Tuesday, November 12, 2019

Pearl Bracelet | Pearl Jewelry Fashion: A Renaissance in High Jewelry MakingInternational ...

Pearl Bracelet | Pearl Jewelry Fashion: A Renaissance in High Jewelry MakingInternational ...: A Renaissance in High  Jewelry  Making International Herald Tribune - Dec. 10, 2010 PARIS — It is taken as gospel that the king of 2...


Pearl Necklace said...

Starting from the thalli of marine algae to highly developed sheet
tenebricosa, we find at all levels of the contrast between internal and
the outer parts of these compacted masses of tissue; the higher Algae "the outer
the layers consist of smaller and denser cells, whereas
the inner cells of very large and sometimes very long" {p Sachs.
210.} } have the same woody leaves epidermal layer, in addition to the differences with cells
the parenchyma forming the inner part of the sheet both in size and shape
of its constituent cells by itself differentialsa thanks
the presence of solid cuticle, and due to the difference in the structure of the outer and
the inner cell partitions {83-84 Ibid.}. Particularly instructive
the structure of such intermediate types in Addition to the differentiation of peripheral
cells from the cells, prisoners inside, and in addition to the contrast between the upper and
lower surfaces of leaves Marchantiae Polymorphae clearly proves to us
direct action of random forces, and also indicates us how it is intertwined
with the action of inherited tendencies. The leaves grow from the flat
disc-shaped kidneys, the two sides are the same. She and the other side
can be top; but in the developing escape routes, put up for
the light becomes "in all circumstances the upper side which
forms stomata, the dark side becomes the bottom and produces
root hairs and leafy processes" { Ibid. 185.}. Having a clear
proof that the opposite effects of the environment on the two sides
cause differentiation, we also have proof that this process
differentiation is restricted to transferable by inheritance structure
because it is impossible to ascribe the development of stomata to the direct influence
of air and light. If we turn from leaves to stems and roots, then
meet the facts of the same value. Speaking generally of epidermal and
the inner tissue, Sachs remarks that "the contrast between them more obvious,
the more relevant part of the plant provided by the action of air and
light"{Ibid 80.}.
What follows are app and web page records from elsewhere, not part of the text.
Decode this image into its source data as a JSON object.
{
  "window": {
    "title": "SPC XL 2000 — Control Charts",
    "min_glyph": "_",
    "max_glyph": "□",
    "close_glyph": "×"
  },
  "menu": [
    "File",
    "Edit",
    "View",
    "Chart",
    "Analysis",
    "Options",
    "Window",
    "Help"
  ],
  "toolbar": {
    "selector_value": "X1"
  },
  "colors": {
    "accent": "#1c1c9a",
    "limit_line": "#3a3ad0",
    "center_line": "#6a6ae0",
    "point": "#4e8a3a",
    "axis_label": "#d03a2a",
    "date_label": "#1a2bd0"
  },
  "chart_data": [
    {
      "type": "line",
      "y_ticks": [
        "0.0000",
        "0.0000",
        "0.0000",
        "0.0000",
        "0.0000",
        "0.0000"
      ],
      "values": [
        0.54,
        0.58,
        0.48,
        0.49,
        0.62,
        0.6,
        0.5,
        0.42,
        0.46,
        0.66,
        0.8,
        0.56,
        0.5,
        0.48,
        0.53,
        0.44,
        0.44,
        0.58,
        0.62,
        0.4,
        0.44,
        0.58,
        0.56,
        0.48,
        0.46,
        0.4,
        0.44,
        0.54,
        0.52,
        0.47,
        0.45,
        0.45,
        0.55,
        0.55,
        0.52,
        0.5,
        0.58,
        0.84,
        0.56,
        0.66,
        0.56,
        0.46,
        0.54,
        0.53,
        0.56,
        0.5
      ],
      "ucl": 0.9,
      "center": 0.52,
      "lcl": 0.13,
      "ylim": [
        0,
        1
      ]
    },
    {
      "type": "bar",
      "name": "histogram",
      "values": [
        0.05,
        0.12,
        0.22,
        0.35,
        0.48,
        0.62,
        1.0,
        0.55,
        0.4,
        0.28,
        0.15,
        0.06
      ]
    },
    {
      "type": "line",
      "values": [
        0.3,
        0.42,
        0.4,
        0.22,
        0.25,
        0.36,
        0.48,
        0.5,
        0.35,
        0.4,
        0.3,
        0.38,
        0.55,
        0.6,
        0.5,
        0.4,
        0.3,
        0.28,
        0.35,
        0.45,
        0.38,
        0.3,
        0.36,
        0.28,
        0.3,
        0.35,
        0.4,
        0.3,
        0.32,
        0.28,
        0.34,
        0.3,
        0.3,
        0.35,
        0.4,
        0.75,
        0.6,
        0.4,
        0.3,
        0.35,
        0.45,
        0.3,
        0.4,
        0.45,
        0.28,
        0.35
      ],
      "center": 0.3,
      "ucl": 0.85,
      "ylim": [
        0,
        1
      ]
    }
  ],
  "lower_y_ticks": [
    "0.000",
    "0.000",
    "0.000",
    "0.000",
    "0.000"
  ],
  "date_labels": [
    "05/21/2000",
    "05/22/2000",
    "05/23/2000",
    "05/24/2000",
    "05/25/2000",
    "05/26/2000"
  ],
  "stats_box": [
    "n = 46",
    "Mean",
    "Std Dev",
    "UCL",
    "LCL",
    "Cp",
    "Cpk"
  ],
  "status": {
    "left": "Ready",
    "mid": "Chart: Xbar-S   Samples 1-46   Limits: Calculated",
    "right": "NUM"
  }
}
Pearl Necklace said...

Above, I mentioned in passing that Darwin also took into account some
of these effects, caused directly by the organisms in the surrounding
inorganic agents. The following extract from the 6th edition
"The origin of species" quite proves it:
"It is very difficult to decide to what extent such changed conditions, as,
for example, climate, food, etc., acted in a certain direction. There
sufficient grounds to assume that over time the effects of such
your actions are much greater than us to detect a clear
evidence... Gould believes that birds of the same species are colored
much brighter, if they are living in a clearer atmosphere than those who live
near the coast or on Islands, and Wollaston is convinced that life close to
the sea acts on the coloration of insects. Mokvyn-Tandon points to the tendency
plants growing near the sea shore, have to a certain extent
fleshy leaves, although in other places they are not fleshy (p. 106-107)".
"Some observers are convinced that a damp climate causes the growth of
hair and other Horny formations" (p. 159).
In his later work "Animals and Plants under Domestication"
Darwin even more obvious recognizes these causes of change in the organization. A
the Chapter is devoted to this issue. Predosla the idea that "direct
the influence of conditions of life, whether it leads to certain results or not
matters, very special from the actions of natural selection," he
goes to the fact that the changed conditions of life "has been so definitely and
powerful on the organisation of our domesticated animals, that they were
enough to these latter formed a new subspecies
or breed without the help of human or natural selection". Here
are two of his examples:
"In the ninth Chapter I have explained in detail known to me a wonderful case
namely, that in Germany the different varieties of maize brought from hot
countries of America, have degenerated within two or three generations" (vol. II, p.